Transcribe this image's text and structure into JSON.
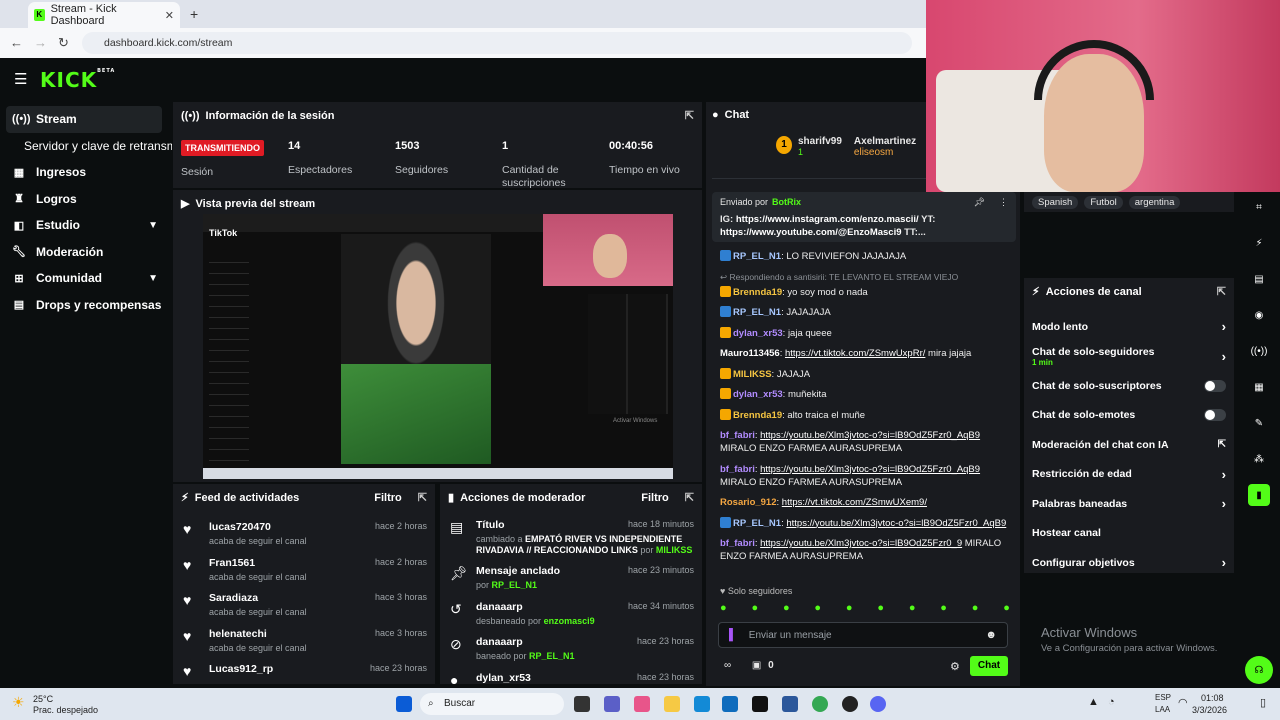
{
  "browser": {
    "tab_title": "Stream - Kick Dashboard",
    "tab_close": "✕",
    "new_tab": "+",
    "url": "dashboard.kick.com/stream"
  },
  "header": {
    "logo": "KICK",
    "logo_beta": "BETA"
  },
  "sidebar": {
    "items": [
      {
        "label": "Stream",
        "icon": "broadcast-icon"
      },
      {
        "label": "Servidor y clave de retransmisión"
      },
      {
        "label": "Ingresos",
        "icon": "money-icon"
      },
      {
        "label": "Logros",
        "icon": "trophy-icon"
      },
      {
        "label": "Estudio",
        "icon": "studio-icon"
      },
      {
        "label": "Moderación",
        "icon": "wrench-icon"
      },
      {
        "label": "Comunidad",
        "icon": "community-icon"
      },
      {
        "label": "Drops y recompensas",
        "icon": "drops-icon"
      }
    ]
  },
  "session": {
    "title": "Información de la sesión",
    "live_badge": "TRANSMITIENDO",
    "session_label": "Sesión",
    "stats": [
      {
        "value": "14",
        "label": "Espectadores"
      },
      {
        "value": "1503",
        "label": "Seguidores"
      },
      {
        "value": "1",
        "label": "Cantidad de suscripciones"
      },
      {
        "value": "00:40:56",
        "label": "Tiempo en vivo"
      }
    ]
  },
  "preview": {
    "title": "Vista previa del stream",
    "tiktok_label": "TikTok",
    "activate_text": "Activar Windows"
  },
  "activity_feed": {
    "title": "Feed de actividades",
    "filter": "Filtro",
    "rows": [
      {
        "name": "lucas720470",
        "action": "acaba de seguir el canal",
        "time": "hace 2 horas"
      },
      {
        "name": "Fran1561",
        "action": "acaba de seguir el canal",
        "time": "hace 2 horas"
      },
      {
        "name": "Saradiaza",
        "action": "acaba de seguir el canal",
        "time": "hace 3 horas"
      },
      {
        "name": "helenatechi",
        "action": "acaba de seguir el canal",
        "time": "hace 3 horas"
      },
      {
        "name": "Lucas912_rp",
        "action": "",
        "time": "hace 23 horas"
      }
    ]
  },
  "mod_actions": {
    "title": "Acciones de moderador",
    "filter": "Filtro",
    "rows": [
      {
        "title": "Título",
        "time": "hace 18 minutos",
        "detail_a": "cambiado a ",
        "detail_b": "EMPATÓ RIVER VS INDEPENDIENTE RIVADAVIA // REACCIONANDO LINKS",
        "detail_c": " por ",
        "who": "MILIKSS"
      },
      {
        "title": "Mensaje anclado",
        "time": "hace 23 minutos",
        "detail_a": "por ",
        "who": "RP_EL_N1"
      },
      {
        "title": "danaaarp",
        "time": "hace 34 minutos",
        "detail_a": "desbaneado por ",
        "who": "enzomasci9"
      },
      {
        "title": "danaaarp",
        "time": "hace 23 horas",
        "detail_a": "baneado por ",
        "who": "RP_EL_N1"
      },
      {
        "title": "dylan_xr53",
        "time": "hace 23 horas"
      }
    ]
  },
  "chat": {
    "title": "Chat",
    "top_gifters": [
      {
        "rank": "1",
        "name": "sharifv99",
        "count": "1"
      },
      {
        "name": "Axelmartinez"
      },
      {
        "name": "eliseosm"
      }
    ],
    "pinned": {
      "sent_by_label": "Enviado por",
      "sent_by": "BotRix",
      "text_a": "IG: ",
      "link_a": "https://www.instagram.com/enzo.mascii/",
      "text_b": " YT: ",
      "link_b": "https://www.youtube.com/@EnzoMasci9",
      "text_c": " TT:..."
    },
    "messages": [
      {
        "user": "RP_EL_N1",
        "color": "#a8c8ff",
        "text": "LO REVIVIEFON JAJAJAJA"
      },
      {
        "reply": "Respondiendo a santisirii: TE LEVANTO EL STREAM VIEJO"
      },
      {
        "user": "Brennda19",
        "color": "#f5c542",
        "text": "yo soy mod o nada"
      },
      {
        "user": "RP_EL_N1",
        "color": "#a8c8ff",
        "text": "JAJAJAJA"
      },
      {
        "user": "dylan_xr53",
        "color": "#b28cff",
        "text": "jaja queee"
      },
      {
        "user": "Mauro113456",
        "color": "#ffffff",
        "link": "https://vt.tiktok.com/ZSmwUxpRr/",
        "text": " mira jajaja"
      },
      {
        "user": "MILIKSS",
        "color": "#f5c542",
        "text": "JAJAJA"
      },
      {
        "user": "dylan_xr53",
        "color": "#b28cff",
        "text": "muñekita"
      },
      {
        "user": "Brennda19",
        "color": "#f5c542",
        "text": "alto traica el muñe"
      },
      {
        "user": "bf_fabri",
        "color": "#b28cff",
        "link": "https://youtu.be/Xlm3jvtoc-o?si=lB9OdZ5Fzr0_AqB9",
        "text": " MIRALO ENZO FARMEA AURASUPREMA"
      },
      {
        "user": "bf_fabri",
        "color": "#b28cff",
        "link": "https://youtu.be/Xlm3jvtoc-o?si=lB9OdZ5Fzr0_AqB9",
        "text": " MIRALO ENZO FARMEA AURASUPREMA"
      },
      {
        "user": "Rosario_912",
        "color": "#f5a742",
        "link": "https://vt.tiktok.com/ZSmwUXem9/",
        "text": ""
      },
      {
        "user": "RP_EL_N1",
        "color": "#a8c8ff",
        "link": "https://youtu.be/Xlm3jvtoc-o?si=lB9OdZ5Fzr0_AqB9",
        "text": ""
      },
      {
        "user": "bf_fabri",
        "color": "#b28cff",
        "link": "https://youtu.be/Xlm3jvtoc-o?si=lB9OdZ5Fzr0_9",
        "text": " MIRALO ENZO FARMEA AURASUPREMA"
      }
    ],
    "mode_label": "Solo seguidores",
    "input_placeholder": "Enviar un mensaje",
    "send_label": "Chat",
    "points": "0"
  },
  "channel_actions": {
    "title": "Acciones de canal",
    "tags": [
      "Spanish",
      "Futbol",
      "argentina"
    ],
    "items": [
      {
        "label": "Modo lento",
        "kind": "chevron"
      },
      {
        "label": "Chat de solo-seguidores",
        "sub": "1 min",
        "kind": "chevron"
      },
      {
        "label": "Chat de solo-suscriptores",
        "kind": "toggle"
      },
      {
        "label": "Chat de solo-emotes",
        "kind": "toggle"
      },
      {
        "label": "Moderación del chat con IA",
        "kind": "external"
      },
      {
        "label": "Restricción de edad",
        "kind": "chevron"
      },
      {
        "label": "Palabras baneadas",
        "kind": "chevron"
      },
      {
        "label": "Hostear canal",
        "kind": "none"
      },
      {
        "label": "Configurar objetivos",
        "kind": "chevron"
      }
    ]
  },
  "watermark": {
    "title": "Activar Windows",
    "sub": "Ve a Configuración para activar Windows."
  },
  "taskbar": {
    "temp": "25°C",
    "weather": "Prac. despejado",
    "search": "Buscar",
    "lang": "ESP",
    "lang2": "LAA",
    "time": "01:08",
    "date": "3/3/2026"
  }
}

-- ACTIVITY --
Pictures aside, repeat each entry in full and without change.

-- RESULT OF THIS EXERCISE --
Transcribe this image's text and structure into JSON.
{
  "browser": {
    "tab_title": "Stream - Kick Dashboard",
    "tab_close": "✕",
    "new_tab": "+",
    "url": "dashboard.kick.com/stream"
  },
  "header": {
    "logo": "KICK",
    "logo_beta": "BETA"
  },
  "sidebar": {
    "items": [
      {
        "label": "Stream",
        "icon": "broadcast-icon"
      },
      {
        "label": "Servidor y clave de retransmisión"
      },
      {
        "label": "Ingresos",
        "icon": "money-icon"
      },
      {
        "label": "Logros",
        "icon": "trophy-icon"
      },
      {
        "label": "Estudio",
        "icon": "studio-icon"
      },
      {
        "label": "Moderación",
        "icon": "wrench-icon"
      },
      {
        "label": "Comunidad",
        "icon": "community-icon"
      },
      {
        "label": "Drops y recompensas",
        "icon": "drops-icon"
      }
    ]
  },
  "session": {
    "title": "Información de la sesión",
    "live_badge": "TRANSMITIENDO",
    "session_label": "Sesión",
    "stats": [
      {
        "value": "14",
        "label": "Espectadores"
      },
      {
        "value": "1503",
        "label": "Seguidores"
      },
      {
        "value": "1",
        "label": "Cantidad de suscripciones"
      },
      {
        "value": "00:40:56",
        "label": "Tiempo en vivo"
      }
    ]
  },
  "preview": {
    "title": "Vista previa del stream",
    "tiktok_label": "TikTok",
    "activate_text": "Activar Windows"
  },
  "activity_feed": {
    "title": "Feed de actividades",
    "filter": "Filtro",
    "rows": [
      {
        "name": "lucas720470",
        "action": "acaba de seguir el canal",
        "time": "hace 2 horas"
      },
      {
        "name": "Fran1561",
        "action": "acaba de seguir el canal",
        "time": "hace 2 horas"
      },
      {
        "name": "Saradiaza",
        "action": "acaba de seguir el canal",
        "time": "hace 3 horas"
      },
      {
        "name": "helenatechi",
        "action": "acaba de seguir el canal",
        "time": "hace 3 horas"
      },
      {
        "name": "Lucas912_rp",
        "action": "",
        "time": "hace 23 horas"
      }
    ]
  },
  "mod_actions": {
    "title": "Acciones de moderador",
    "filter": "Filtro",
    "rows": [
      {
        "title": "Título",
        "time": "hace 18 minutos",
        "detail_a": "cambiado a ",
        "detail_b": "EMPATÓ RIVER VS INDEPENDIENTE RIVADAVIA // REACCIONANDO LINKS",
        "detail_c": " por ",
        "who": "MILIKSS"
      },
      {
        "title": "Mensaje anclado",
        "time": "hace 23 minutos",
        "detail_a": "por ",
        "who": "RP_EL_N1"
      },
      {
        "title": "danaaarp",
        "time": "hace 34 minutos",
        "detail_a": "desbaneado por ",
        "who": "enzomasci9"
      },
      {
        "title": "danaaarp",
        "time": "hace 23 horas",
        "detail_a": "baneado por ",
        "who": "RP_EL_N1"
      },
      {
        "title": "dylan_xr53",
        "time": "hace 23 horas"
      }
    ]
  },
  "chat": {
    "title": "Chat",
    "top_gifters": [
      {
        "rank": "1",
        "name": "sharifv99",
        "count": "1"
      },
      {
        "name": "Axelmartinez"
      },
      {
        "name": "eliseosm"
      }
    ],
    "pinned": {
      "sent_by_label": "Enviado por",
      "sent_by": "BotRix",
      "text_a": "IG: ",
      "link_a": "https://www.instagram.com/enzo.mascii/",
      "text_b": " YT: ",
      "link_b": "https://www.youtube.com/@EnzoMasci9",
      "text_c": " TT:..."
    },
    "messages": [
      {
        "user": "RP_EL_N1",
        "color": "#a8c8ff",
        "text": "LO REVIVIEFON JAJAJAJA"
      },
      {
        "reply": "Respondiendo a santisirii: TE LEVANTO EL STREAM VIEJO"
      },
      {
        "user": "Brennda19",
        "color": "#f5c542",
        "text": "yo soy mod o nada"
      },
      {
        "user": "RP_EL_N1",
        "color": "#a8c8ff",
        "text": "JAJAJAJA"
      },
      {
        "user": "dylan_xr53",
        "color": "#b28cff",
        "text": "jaja queee"
      },
      {
        "user": "Mauro113456",
        "color": "#ffffff",
        "link": "https://vt.tiktok.com/ZSmwUxpRr/",
        "text": " mira jajaja"
      },
      {
        "user": "MILIKSS",
        "color": "#f5c542",
        "text": "JAJAJA"
      },
      {
        "user": "dylan_xr53",
        "color": "#b28cff",
        "text": "muñekita"
      },
      {
        "user": "Brennda19",
        "color": "#f5c542",
        "text": "alto traica el muñe"
      },
      {
        "user": "bf_fabri",
        "color": "#b28cff",
        "link": "https://youtu.be/Xlm3jvtoc-o?si=lB9OdZ5Fzr0_AqB9",
        "text": " MIRALO ENZO FARMEA AURASUPREMA"
      },
      {
        "user": "bf_fabri",
        "color": "#b28cff",
        "link": "https://youtu.be/Xlm3jvtoc-o?si=lB9OdZ5Fzr0_AqB9",
        "text": " MIRALO ENZO FARMEA AURASUPREMA"
      },
      {
        "user": "Rosario_912",
        "color": "#f5a742",
        "link": "https://vt.tiktok.com/ZSmwUXem9/",
        "text": ""
      },
      {
        "user": "RP_EL_N1",
        "color": "#a8c8ff",
        "link": "https://youtu.be/Xlm3jvtoc-o?si=lB9OdZ5Fzr0_AqB9",
        "text": ""
      },
      {
        "user": "bf_fabri",
        "color": "#b28cff",
        "link": "https://youtu.be/Xlm3jvtoc-o?si=lB9OdZ5Fzr0_9",
        "text": " MIRALO ENZO FARMEA AURASUPREMA"
      }
    ],
    "mode_label": "Solo seguidores",
    "input_placeholder": "Enviar un mensaje",
    "send_label": "Chat",
    "points": "0"
  },
  "channel_actions": {
    "title": "Acciones de canal",
    "tags": [
      "Spanish",
      "Futbol",
      "argentina"
    ],
    "items": [
      {
        "label": "Modo lento",
        "kind": "chevron"
      },
      {
        "label": "Chat de solo-seguidores",
        "sub": "1 min",
        "kind": "chevron"
      },
      {
        "label": "Chat de solo-suscriptores",
        "kind": "toggle"
      },
      {
        "label": "Chat de solo-emotes",
        "kind": "toggle"
      },
      {
        "label": "Moderación del chat con IA",
        "kind": "external"
      },
      {
        "label": "Restricción de edad",
        "kind": "chevron"
      },
      {
        "label": "Palabras baneadas",
        "kind": "chevron"
      },
      {
        "label": "Hostear canal",
        "kind": "none"
      },
      {
        "label": "Configurar objetivos",
        "kind": "chevron"
      }
    ]
  },
  "watermark": {
    "title": "Activar Windows",
    "sub": "Ve a Configuración para activar Windows."
  },
  "taskbar": {
    "temp": "25°C",
    "weather": "Prac. despejado",
    "search": "Buscar",
    "lang": "ESP",
    "lang2": "LAA",
    "time": "01:08",
    "date": "3/3/2026"
  }
}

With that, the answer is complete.